We are generating evidence that malaria can be eliminated in diverse geopolitical and transmission zones, including Southern Africa and the Greater Mekong Sub-region. We believe that current tools used more effectively or in novel ways, along with strong partnerships and government commitment, can bring malaria campaigns closer to the “last mile” of elimination. This includes improving the delivery of existing vector-control tools, diagnostics, and drugs; investigating the potential of existing drugs to achieve complete cure at the individual and population levels, including the asymptomatic reservoir; and refining strategies for reaching special populations, such as pregnant women and children under age 5.
Invest in New Interventions
Because current tools are not sufficient to achieve global eradication, we are investing in a range of new interventions that have greater impact. We are working to develop transmission-blocking vaccines as well as a single, fixed-dose combination drug for complete cure and prevention.
We invest in high-sensitivity diagnostic tools and real-time data transfer methods to better understand epidemiological patterns of infection. This can help lead to better surveillance strategies and more efficient and effective elimination campaigns.
We are exploring new vector-control tools that address increasing resistance to insecticides that kill mosquitoes or prevent them from biting people.
Rural residents of Pailin Province, Cambodia, attend a course on malaria prevention.
New and enhanced surveillance tools will be critical to moving from very low transmission to zero transmission and sustaining zero transmission, especially in remote areas and areas of conflict. In testing and implementing new surveillance tools and methods, we are learning from other eradication programs, such as those for smallpox and polio. We are also exploring new ways to measure progress and to document when elimination has been achieved.
We work to ensure that malaria has a prominent place on the global agenda and garners the political support and resources needed for eventual eradication.

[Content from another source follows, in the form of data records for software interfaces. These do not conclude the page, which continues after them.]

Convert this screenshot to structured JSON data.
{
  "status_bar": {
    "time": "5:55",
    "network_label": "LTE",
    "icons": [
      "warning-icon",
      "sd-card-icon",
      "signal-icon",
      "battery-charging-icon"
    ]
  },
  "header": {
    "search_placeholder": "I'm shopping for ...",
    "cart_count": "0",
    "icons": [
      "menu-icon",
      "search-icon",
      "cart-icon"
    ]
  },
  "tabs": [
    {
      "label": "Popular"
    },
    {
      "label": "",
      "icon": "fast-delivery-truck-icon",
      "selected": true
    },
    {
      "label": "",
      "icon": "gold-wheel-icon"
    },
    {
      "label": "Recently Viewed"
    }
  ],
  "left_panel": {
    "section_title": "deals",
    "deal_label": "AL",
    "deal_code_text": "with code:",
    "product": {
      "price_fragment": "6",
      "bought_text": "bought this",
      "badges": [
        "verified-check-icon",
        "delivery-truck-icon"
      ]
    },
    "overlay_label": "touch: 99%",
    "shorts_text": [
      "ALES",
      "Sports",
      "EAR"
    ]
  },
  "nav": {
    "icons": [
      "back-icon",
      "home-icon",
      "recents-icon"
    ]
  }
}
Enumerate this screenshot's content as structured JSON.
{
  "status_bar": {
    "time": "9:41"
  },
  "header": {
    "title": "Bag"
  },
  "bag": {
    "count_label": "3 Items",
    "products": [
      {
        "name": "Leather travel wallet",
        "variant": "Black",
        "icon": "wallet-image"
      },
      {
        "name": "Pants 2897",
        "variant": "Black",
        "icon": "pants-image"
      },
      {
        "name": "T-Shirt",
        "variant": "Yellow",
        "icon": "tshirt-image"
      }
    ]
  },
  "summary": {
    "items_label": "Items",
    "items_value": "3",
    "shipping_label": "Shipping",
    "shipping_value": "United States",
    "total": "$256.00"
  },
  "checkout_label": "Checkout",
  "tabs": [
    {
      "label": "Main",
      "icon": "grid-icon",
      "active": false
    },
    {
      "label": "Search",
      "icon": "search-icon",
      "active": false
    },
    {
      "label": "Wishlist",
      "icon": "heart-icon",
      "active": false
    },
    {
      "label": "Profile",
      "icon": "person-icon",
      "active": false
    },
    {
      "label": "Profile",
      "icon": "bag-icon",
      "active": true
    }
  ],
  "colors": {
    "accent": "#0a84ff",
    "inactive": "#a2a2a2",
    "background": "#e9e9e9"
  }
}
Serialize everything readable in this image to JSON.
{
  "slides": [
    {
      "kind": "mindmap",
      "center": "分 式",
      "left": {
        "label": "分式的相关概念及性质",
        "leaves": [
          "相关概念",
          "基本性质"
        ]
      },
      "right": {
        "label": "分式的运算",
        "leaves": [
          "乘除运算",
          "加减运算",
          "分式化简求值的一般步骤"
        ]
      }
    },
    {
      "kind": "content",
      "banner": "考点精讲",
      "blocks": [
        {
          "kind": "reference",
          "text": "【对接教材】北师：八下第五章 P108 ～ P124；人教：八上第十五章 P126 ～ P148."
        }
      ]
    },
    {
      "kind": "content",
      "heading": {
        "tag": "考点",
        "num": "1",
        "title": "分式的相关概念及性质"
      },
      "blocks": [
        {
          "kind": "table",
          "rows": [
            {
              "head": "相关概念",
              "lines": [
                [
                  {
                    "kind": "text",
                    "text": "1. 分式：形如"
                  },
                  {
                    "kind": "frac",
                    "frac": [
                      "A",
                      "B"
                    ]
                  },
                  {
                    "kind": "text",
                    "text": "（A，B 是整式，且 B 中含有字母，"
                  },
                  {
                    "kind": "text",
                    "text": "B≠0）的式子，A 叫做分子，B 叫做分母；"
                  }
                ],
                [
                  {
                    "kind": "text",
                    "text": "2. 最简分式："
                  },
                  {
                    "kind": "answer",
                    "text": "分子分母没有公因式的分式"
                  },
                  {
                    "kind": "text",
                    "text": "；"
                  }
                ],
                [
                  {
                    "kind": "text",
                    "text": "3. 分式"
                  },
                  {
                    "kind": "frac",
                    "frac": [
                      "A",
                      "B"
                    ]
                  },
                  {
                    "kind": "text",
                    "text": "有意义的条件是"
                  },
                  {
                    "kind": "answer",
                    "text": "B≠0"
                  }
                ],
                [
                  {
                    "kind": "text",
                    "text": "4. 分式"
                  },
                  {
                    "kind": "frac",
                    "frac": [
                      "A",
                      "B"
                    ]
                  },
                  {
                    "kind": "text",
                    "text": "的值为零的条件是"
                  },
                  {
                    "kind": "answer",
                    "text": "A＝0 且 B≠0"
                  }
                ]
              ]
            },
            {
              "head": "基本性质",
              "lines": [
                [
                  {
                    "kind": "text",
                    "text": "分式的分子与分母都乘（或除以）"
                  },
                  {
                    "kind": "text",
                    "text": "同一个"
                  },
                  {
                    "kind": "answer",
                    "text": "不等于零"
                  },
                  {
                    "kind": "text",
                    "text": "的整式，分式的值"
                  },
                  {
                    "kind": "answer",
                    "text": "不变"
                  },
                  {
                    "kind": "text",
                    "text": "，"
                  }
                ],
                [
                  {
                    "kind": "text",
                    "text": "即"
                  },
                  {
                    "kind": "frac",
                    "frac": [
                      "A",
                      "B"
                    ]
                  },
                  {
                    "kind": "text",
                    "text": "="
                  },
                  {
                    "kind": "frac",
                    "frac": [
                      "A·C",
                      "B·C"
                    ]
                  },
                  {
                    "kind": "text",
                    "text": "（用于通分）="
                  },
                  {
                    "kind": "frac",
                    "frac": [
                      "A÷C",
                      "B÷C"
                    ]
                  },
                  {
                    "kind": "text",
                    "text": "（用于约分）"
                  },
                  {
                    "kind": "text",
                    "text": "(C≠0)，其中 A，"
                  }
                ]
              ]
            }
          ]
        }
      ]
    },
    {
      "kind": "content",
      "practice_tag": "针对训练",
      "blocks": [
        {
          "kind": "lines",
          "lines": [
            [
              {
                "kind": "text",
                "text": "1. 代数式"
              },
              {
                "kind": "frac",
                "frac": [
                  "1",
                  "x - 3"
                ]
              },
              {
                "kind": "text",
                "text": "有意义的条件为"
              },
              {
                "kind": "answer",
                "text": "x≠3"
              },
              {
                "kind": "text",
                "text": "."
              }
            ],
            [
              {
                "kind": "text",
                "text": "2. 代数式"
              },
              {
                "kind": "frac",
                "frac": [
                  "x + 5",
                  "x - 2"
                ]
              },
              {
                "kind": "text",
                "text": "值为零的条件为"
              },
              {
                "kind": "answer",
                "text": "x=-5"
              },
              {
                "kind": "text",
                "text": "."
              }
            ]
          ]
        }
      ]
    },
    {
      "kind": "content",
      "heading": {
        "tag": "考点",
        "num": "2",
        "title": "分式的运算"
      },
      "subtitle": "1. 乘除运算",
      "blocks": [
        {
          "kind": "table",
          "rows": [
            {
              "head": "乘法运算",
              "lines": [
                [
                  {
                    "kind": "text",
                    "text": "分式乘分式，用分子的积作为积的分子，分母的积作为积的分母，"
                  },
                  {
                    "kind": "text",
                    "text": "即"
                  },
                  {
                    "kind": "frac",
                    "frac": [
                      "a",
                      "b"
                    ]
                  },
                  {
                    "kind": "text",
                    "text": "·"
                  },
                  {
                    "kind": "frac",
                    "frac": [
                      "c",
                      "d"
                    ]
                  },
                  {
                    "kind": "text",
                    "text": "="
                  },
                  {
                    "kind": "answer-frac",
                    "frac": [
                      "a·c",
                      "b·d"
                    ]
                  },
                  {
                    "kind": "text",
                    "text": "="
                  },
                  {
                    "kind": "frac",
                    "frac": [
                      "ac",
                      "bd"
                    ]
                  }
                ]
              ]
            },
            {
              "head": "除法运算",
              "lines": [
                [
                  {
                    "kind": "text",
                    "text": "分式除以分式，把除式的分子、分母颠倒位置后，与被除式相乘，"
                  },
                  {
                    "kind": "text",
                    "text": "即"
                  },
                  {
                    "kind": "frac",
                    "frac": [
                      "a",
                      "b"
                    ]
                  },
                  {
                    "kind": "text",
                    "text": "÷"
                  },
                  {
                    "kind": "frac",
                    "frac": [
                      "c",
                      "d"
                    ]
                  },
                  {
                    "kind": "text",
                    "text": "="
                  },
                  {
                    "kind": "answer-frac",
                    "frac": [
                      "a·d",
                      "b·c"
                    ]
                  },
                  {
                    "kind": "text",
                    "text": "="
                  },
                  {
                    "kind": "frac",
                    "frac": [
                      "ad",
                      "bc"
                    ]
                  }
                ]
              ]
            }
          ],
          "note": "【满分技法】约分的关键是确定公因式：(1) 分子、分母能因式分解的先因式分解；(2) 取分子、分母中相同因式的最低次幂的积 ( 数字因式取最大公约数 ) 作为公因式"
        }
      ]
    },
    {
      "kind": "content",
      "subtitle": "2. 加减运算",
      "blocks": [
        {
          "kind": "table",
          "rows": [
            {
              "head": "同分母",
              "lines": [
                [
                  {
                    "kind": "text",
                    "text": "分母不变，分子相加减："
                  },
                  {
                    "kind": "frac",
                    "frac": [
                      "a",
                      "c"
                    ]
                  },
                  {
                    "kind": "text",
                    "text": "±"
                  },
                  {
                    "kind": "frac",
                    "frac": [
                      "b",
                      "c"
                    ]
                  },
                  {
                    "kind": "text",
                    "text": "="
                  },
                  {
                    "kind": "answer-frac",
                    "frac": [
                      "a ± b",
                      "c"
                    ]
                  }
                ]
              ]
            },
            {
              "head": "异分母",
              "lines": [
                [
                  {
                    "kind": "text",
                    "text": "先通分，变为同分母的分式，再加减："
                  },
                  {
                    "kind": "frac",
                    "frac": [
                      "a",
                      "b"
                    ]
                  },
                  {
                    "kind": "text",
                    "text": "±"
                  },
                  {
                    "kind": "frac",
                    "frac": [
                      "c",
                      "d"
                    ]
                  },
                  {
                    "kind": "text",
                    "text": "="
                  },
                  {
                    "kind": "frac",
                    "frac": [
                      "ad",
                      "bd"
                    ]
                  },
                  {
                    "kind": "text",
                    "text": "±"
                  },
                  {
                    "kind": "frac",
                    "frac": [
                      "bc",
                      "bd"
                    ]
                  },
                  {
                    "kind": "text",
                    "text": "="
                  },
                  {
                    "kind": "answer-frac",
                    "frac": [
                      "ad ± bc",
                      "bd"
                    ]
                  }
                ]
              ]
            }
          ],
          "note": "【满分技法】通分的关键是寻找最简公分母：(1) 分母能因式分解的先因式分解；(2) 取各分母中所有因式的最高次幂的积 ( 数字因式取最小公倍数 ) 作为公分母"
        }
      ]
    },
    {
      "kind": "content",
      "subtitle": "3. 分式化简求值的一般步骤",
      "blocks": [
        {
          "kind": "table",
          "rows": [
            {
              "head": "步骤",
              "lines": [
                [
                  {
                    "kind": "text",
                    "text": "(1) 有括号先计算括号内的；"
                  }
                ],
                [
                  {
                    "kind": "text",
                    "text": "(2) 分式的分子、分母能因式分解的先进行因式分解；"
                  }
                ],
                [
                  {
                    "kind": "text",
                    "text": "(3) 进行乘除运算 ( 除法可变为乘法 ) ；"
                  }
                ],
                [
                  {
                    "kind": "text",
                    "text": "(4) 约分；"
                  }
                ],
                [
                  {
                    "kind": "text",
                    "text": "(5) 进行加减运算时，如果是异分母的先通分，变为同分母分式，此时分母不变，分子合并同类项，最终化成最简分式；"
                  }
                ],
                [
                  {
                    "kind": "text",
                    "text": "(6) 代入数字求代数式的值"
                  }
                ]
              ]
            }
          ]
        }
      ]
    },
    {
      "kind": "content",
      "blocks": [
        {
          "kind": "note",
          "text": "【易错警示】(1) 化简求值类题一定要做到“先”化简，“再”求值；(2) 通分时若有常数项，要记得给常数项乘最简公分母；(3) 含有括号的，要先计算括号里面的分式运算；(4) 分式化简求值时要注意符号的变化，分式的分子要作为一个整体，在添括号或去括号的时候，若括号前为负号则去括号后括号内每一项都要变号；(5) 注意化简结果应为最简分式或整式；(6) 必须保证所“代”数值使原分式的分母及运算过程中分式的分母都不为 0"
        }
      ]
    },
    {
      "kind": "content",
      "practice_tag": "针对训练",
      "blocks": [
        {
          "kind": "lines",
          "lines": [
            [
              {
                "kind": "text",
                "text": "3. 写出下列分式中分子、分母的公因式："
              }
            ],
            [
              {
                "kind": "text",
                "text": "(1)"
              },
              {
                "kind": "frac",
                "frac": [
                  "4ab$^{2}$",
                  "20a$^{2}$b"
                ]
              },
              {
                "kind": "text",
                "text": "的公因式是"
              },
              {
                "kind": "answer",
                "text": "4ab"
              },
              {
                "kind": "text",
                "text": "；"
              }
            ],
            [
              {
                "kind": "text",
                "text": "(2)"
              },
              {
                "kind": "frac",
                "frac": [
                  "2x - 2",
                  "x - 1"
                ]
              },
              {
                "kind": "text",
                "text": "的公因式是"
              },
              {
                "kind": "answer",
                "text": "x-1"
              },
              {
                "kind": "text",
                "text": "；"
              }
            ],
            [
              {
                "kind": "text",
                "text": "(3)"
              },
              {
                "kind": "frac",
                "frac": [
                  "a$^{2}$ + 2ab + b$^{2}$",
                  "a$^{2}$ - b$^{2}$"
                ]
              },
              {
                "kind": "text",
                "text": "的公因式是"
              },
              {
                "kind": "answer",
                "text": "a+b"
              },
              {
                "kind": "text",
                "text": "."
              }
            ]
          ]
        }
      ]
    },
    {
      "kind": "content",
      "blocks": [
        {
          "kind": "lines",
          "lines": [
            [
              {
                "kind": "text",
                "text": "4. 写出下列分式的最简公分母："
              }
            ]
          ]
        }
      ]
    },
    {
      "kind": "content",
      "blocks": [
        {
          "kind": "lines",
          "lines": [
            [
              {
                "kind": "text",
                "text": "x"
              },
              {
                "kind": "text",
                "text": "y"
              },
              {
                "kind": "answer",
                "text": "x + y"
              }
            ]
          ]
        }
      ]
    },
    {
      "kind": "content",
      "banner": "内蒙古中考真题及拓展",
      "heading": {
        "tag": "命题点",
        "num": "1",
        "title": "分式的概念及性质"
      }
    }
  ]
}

Our work in this area includes supporting countries in their efforts to lower the malaria burden and scale up successful interventions, providing evidence to support the use of effective new measures, and advocating for national and global policies and funding to support effective malaria programs.